* Supplied data:
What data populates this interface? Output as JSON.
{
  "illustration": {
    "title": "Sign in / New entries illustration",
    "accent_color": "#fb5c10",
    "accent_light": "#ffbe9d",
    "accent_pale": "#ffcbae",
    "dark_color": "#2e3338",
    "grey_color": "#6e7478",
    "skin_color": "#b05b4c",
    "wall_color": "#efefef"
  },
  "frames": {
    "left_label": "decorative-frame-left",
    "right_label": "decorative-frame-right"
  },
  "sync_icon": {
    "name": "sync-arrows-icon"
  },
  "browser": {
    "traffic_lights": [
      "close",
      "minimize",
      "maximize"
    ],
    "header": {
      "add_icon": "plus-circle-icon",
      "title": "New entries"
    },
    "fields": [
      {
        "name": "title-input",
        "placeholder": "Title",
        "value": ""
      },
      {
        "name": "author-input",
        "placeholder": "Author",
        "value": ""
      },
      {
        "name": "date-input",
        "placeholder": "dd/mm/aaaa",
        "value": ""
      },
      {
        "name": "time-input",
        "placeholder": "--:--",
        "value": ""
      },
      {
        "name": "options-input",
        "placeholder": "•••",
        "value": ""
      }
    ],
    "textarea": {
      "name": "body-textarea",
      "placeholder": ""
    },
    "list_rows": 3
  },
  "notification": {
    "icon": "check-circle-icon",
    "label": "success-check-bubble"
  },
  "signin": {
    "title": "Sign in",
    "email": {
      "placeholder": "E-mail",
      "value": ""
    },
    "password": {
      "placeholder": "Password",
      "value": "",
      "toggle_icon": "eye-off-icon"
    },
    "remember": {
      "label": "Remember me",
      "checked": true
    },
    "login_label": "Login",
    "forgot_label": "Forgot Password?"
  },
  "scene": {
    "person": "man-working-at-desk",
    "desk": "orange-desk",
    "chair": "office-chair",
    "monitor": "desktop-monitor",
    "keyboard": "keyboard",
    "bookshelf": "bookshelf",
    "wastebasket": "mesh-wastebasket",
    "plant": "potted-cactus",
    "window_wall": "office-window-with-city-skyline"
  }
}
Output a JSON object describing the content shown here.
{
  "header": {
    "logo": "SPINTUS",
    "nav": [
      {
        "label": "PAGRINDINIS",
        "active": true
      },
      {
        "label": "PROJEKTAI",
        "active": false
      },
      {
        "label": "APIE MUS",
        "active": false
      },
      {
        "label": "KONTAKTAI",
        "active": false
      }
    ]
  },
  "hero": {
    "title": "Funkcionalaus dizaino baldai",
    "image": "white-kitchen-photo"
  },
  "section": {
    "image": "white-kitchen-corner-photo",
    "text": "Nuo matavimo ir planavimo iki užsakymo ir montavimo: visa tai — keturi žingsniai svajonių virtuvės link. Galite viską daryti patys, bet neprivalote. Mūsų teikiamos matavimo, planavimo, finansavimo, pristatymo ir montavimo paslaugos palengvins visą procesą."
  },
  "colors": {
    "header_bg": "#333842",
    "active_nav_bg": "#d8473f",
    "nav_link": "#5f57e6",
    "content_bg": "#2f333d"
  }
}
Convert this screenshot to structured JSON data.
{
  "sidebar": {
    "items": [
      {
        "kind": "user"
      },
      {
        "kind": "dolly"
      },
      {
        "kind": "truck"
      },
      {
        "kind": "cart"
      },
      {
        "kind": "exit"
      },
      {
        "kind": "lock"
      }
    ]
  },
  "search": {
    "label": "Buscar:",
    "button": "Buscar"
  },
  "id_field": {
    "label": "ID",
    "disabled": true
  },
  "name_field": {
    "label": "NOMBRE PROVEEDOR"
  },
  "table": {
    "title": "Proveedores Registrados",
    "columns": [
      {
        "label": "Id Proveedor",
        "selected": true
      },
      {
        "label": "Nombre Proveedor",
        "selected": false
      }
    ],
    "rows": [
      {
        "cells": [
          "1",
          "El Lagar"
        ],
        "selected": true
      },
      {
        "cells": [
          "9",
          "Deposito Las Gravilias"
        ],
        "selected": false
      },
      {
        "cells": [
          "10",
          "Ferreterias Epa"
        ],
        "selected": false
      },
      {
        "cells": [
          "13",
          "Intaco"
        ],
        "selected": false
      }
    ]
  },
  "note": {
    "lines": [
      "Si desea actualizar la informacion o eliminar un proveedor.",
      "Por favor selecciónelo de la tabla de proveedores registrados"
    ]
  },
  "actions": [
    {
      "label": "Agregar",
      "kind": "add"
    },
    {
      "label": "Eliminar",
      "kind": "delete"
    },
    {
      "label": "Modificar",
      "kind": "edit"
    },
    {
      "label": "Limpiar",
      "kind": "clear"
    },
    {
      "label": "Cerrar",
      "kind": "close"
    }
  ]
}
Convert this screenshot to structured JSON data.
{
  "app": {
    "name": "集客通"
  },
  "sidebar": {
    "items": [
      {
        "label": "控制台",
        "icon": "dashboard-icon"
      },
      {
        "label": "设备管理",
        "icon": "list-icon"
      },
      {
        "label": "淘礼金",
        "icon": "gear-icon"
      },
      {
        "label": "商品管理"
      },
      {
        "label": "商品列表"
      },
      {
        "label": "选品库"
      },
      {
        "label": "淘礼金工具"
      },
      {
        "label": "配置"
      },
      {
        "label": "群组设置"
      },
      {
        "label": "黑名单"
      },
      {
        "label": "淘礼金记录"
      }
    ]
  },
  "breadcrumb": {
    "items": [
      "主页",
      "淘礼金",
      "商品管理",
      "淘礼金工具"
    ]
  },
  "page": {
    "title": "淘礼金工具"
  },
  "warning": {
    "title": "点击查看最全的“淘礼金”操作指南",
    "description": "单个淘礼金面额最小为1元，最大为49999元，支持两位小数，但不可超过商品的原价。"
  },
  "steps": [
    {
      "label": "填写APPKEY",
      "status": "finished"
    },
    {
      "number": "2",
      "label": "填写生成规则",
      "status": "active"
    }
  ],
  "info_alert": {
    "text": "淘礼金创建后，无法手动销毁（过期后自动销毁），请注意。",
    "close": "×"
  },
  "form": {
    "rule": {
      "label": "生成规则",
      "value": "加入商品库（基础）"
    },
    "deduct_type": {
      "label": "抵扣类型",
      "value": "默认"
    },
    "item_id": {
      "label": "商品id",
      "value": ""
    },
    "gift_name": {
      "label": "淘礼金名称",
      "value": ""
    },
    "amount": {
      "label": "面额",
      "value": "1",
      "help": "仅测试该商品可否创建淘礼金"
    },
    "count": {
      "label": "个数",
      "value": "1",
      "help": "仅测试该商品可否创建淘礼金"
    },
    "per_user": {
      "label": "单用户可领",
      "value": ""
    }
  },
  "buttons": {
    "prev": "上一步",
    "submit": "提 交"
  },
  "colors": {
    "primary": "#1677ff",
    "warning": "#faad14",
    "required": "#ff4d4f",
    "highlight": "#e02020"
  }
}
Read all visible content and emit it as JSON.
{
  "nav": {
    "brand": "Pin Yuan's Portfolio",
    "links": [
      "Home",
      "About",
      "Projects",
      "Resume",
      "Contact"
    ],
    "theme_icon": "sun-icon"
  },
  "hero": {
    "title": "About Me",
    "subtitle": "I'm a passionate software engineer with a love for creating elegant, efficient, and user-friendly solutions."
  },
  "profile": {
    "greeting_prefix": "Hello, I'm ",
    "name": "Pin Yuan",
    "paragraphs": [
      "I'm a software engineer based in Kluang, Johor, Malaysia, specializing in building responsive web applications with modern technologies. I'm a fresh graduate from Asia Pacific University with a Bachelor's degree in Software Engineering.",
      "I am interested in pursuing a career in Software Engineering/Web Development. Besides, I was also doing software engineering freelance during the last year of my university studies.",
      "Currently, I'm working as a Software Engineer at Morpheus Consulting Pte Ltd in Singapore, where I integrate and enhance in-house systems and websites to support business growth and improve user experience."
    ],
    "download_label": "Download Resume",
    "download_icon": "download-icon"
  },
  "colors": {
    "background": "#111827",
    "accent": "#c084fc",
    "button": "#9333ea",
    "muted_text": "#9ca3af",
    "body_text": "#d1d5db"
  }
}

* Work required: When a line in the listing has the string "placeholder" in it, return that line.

* Solution:
        "placeholder": "Title",
        "placeholder": "Author",
        "placeholder": "dd/mm/aaaa",
        "placeholder": "--:--",
        "placeholder": "•••",
      "placeholder": ""
      "placeholder": "E-mail",
      "placeholder": "Password",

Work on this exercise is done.